(Component data from apps and pages)
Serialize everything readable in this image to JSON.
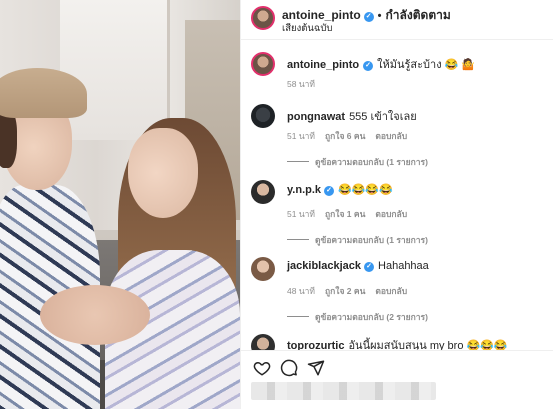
{
  "header": {
    "username": "antoine_pinto",
    "separator": "•",
    "follow_label": "กำลังติดตาม",
    "subtitle": "เสียงต้นฉบับ"
  },
  "caption": {
    "username": "antoine_pinto",
    "text": "ให้มันรู้สะบ้าง 😂 🤷",
    "time": "58 นาที"
  },
  "comments": [
    {
      "username": "pongnawat",
      "text": "555 เข้าใจเลย",
      "time": "51 นาที",
      "likes": "ถูกใจ 6 คน",
      "reply_label": "ตอบกลับ",
      "replies": "ดูข้อความตอบกลับ (1 รายการ)"
    },
    {
      "username": "y.n.p.k",
      "verified": true,
      "text": "😂😂😂😂",
      "time": "51 นาที",
      "likes": "ถูกใจ 1 คน",
      "reply_label": "ตอบกลับ",
      "replies": "ดูข้อความตอบกลับ (1 รายการ)"
    },
    {
      "username": "jackiblackjack",
      "verified": true,
      "text": "Hahahhaa",
      "time": "48 นาที",
      "likes": "ถูกใจ 2 คน",
      "reply_label": "ตอบกลับ",
      "replies": "ดูข้อความตอบกลับ (2 รายการ)"
    },
    {
      "username": "toprozurtic",
      "text": "อันนี้ผมสนับสนุน my bro 😂😂😂"
    }
  ],
  "icons": {
    "like": "heart-icon",
    "comment": "comment-icon",
    "share": "send-icon"
  },
  "colors": {
    "verified": "#3897f0",
    "story_ring": "#e1306c",
    "meta_text": "#8e8e8e"
  }
}
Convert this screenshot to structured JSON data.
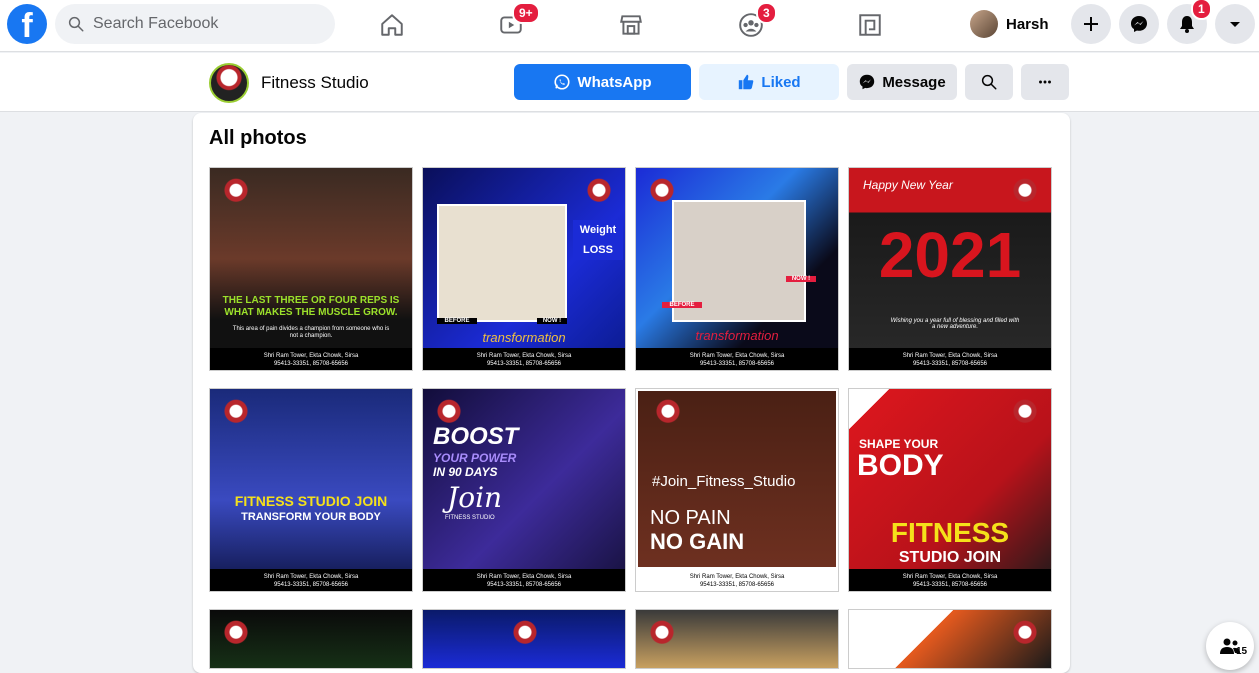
{
  "nav": {
    "logo": "f",
    "search_placeholder": "Search Facebook",
    "video_badge": "9+",
    "groups_badge": "3",
    "profile_name": "Harsh",
    "notifications_badge": "1"
  },
  "page": {
    "name": "Fitness Studio",
    "whatsapp_label": "WhatsApp",
    "liked_label": "Liked",
    "message_label": "Message"
  },
  "photos": {
    "title": "All photos",
    "brand": "FITNESS\nSTUDIO",
    "address": "Shri Ram Tower, Ekta Chowk, Sirsa",
    "phones": "95413-33351, 85708-65656",
    "items": [
      {
        "caption": "THE LAST THREE OR FOUR REPS IS WHAT MAKES THE MUSCLE GROW.",
        "sub": "This area of pain divides a champion from someone who is not a champion."
      },
      {
        "caption": "Weight LOSS",
        "sub": "transformation",
        "before": "BEFORE",
        "now": "NOW !"
      },
      {
        "caption": "transformation",
        "before": "BEFORE",
        "now": "NOW !"
      },
      {
        "caption": "Happy New Year",
        "year": "2021",
        "sub": "Wishing you a year full of blessing and filled with a new adventure."
      },
      {
        "caption": "FITNESS STUDIO JOIN",
        "sub": "TRANSFORM YOUR BODY"
      },
      {
        "caption": "BOOST",
        "line2": "YOUR POWER",
        "line3": "IN 90 DAYS",
        "sub": "Join",
        "sub2": "FITNESS STUDIO"
      },
      {
        "caption": "#Join_Fitness_Studio",
        "line2": "NO PAIN",
        "line3": "NO GAIN"
      },
      {
        "caption": "SHAPE YOUR",
        "line2": "BODY",
        "line3": "FITNESS",
        "sub": "STUDIO JOIN"
      }
    ]
  },
  "online_count": "15",
  "colors": {
    "brand_blue": "#1877f2",
    "badge_red": "#e41e3f",
    "liked_bg": "#e7f3ff"
  }
}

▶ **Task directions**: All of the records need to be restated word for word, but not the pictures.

▶ **The answer**:
Serialize everything readable in this image to JSON.
{
  "header": {
    "username": "antoine_pinto",
    "separator": "•",
    "follow_label": "กำลังติดตาม",
    "subtitle": "เสียงต้นฉบับ"
  },
  "caption": {
    "username": "antoine_pinto",
    "text": "ให้มันรู้สะบ้าง 😂 🤷",
    "time": "58 นาที"
  },
  "comments": [
    {
      "username": "pongnawat",
      "text": "555 เข้าใจเลย",
      "time": "51 นาที",
      "likes": "ถูกใจ 6 คน",
      "reply_label": "ตอบกลับ",
      "replies": "ดูข้อความตอบกลับ (1 รายการ)"
    },
    {
      "username": "y.n.p.k",
      "verified": true,
      "text": "😂😂😂😂",
      "time": "51 นาที",
      "likes": "ถูกใจ 1 คน",
      "reply_label": "ตอบกลับ",
      "replies": "ดูข้อความตอบกลับ (1 รายการ)"
    },
    {
      "username": "jackiblackjack",
      "verified": true,
      "text": "Hahahhaa",
      "time": "48 นาที",
      "likes": "ถูกใจ 2 คน",
      "reply_label": "ตอบกลับ",
      "replies": "ดูข้อความตอบกลับ (2 รายการ)"
    },
    {
      "username": "toprozurtic",
      "text": "อันนี้ผมสนับสนุน my bro 😂😂😂"
    }
  ],
  "icons": {
    "like": "heart-icon",
    "comment": "comment-icon",
    "share": "send-icon"
  },
  "colors": {
    "verified": "#3897f0",
    "story_ring": "#e1306c",
    "meta_text": "#8e8e8e"
  }
}
Convert this screenshot to structured JSON data.
{
  "nav": {
    "logo": "f",
    "search_placeholder": "Search Facebook",
    "video_badge": "9+",
    "groups_badge": "3",
    "profile_name": "Harsh",
    "notifications_badge": "1"
  },
  "page": {
    "name": "Fitness Studio",
    "whatsapp_label": "WhatsApp",
    "liked_label": "Liked",
    "message_label": "Message"
  },
  "photos": {
    "title": "All photos",
    "brand": "FITNESS\nSTUDIO",
    "address": "Shri Ram Tower, Ekta Chowk, Sirsa",
    "phones": "95413-33351, 85708-65656",
    "items": [
      {
        "caption": "THE LAST THREE OR FOUR REPS IS WHAT MAKES THE MUSCLE GROW.",
        "sub": "This area of pain divides a champion from someone who is not a champion."
      },
      {
        "caption": "Weight LOSS",
        "sub": "transformation",
        "before": "BEFORE",
        "now": "NOW !"
      },
      {
        "caption": "transformation",
        "before": "BEFORE",
        "now": "NOW !"
      },
      {
        "caption": "Happy New Year",
        "year": "2021",
        "sub": "Wishing you a year full of blessing and filled with a new adventure."
      },
      {
        "caption": "FITNESS STUDIO JOIN",
        "sub": "TRANSFORM YOUR BODY"
      },
      {
        "caption": "BOOST",
        "line2": "YOUR POWER",
        "line3": "IN 90 DAYS",
        "sub": "Join",
        "sub2": "FITNESS STUDIO"
      },
      {
        "caption": "#Join_Fitness_Studio",
        "line2": "NO PAIN",
        "line3": "NO GAIN"
      },
      {
        "caption": "SHAPE YOUR",
        "line2": "BODY",
        "line3": "FITNESS",
        "sub": "STUDIO JOIN"
      }
    ]
  },
  "online_count": "15",
  "colors": {
    "brand_blue": "#1877f2",
    "badge_red": "#e41e3f",
    "liked_bg": "#e7f3ff"
  }
}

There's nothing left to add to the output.